I attended an amazing gallery tour by Laima Kreivytė, the curator of the exhibition of Marija Teresė Rožanskaitė’s work. I had seen some works by Rožanskaitė at the National Gallery of Art earlier, and I thought that she was among the most interesting Lithuanian artists of all times, but the current exhibition gives a full picture of her genius. Rožanskaitė (1933-2007) started her career under Soviet censorship, when artistic expression was carefully monitored and abstract art was treated unfavorably. However, her ‘progressive’ topics (modern medicine, space exploration and industrial cities) allowed her to get through the censorship. However, being a child of political prisoners and a progressive artist, she was largely ignored in the USSR. When Lithuania became independent, the artist continued producing innovative art, creating spatial assemblages and installations, addressing ecological and political topics, adored by the young generation.
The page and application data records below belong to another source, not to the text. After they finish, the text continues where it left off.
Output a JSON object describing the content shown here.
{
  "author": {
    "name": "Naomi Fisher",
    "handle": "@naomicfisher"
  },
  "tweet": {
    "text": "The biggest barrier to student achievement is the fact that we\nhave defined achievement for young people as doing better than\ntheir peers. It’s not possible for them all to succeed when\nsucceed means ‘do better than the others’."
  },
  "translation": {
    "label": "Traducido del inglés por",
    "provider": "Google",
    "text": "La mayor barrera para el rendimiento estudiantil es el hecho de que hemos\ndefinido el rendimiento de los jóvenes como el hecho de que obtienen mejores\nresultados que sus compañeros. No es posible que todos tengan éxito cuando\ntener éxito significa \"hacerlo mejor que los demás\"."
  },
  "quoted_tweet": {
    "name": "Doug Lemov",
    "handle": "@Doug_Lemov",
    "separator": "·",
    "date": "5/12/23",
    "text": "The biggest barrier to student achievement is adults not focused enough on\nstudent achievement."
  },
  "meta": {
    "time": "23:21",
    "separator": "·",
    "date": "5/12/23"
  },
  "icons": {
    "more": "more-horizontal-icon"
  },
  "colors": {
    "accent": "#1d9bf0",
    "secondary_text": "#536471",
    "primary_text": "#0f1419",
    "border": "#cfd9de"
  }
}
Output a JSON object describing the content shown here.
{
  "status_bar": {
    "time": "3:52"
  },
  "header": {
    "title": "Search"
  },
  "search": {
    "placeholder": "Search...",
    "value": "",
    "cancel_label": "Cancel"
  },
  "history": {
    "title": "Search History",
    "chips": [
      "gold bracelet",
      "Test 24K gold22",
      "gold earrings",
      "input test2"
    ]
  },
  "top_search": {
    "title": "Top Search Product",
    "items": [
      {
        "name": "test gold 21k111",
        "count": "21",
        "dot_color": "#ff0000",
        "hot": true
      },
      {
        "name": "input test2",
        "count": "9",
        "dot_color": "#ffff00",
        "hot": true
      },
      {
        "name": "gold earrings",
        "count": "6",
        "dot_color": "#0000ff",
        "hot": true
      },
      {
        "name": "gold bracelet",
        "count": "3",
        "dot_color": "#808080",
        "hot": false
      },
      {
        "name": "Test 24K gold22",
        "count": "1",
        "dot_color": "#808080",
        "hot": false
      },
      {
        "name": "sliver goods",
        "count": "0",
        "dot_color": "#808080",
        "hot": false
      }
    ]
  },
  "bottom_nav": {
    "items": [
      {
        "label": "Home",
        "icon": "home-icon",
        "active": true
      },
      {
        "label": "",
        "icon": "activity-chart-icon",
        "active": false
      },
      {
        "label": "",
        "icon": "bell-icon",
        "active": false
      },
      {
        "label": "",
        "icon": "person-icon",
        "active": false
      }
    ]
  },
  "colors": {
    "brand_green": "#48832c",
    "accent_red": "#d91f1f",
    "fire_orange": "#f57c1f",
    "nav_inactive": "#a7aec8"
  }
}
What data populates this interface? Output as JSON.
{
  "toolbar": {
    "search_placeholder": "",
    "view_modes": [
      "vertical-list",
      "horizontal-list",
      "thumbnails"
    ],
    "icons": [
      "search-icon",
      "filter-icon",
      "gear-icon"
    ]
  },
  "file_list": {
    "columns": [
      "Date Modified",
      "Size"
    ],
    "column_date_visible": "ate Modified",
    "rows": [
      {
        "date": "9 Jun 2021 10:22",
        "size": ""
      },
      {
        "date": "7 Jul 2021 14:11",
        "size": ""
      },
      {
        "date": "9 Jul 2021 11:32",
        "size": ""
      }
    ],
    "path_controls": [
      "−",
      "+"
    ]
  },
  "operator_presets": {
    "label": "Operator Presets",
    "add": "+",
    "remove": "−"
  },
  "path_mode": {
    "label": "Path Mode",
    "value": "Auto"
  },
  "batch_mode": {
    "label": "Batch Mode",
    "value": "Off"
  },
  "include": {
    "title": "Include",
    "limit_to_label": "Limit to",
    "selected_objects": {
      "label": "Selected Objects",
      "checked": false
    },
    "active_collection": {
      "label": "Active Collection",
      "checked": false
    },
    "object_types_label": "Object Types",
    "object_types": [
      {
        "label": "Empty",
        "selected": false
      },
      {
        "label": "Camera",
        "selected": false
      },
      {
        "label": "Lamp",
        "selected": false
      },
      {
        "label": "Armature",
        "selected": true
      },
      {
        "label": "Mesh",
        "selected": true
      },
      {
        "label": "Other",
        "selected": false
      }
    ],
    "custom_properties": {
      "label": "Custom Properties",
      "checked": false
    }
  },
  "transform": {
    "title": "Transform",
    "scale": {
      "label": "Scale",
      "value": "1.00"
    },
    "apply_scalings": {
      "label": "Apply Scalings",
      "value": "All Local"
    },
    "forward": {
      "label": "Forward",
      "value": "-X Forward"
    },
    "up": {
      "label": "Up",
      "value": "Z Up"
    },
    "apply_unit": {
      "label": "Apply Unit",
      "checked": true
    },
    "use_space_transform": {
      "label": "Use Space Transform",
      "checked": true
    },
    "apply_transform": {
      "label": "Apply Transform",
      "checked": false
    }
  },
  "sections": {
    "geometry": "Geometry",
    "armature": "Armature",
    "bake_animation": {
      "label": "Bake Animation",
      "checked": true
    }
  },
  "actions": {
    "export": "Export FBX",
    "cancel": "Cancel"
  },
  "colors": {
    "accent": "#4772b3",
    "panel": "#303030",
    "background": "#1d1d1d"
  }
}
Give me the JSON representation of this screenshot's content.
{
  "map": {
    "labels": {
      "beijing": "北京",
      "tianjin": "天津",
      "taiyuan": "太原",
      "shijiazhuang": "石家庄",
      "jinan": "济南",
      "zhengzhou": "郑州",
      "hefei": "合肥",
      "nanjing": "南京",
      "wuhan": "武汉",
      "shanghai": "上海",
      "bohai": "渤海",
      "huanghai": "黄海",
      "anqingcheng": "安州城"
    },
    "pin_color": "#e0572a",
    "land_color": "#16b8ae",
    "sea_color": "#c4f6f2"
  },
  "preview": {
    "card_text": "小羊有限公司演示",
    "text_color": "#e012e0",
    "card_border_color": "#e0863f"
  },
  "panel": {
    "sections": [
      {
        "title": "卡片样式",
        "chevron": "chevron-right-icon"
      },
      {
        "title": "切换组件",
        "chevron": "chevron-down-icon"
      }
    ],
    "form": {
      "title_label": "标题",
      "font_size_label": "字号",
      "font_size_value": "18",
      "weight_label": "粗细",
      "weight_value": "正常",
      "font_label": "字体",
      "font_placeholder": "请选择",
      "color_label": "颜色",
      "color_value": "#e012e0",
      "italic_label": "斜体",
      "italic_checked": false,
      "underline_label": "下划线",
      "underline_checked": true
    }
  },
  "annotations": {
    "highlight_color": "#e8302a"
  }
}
And yet I never studied about her work at art history lessons, and I heard nothing about her death in 2007 from the mainstream press. It’s a typical way to treat women artists.
The Museum of Applied Art in Vilnius hosts Alexandre Vassiliev’s private collection of art nouveau fashion (1890-1914), plus a little bit from 1840s to 1920s. The guide said that due to Vassiliev’s love for Vilnius the museum didn’t even have to pay to host it. Tourists are probably not that interested in international fashion, so the museum is busy welcoming groups of Lithuanians, almost exclusively women, who are curious to see the works from the so-called belle epoque so close. It isn’t forbidden to take photos, so some people pose next to the fancy dresses. The exhibition will stay until November.
The world lost a great poet whose lifespan embraced almost an entire century. Lithuanian-born (we’d like to consider so – he was born in Czarist Russia and lived in Poland, but nonetheless was sort of a part of the culture that thrived in Lithuania at the time) Avrom (Abraham) Sutzkever died on 20 January in Tel Aviv.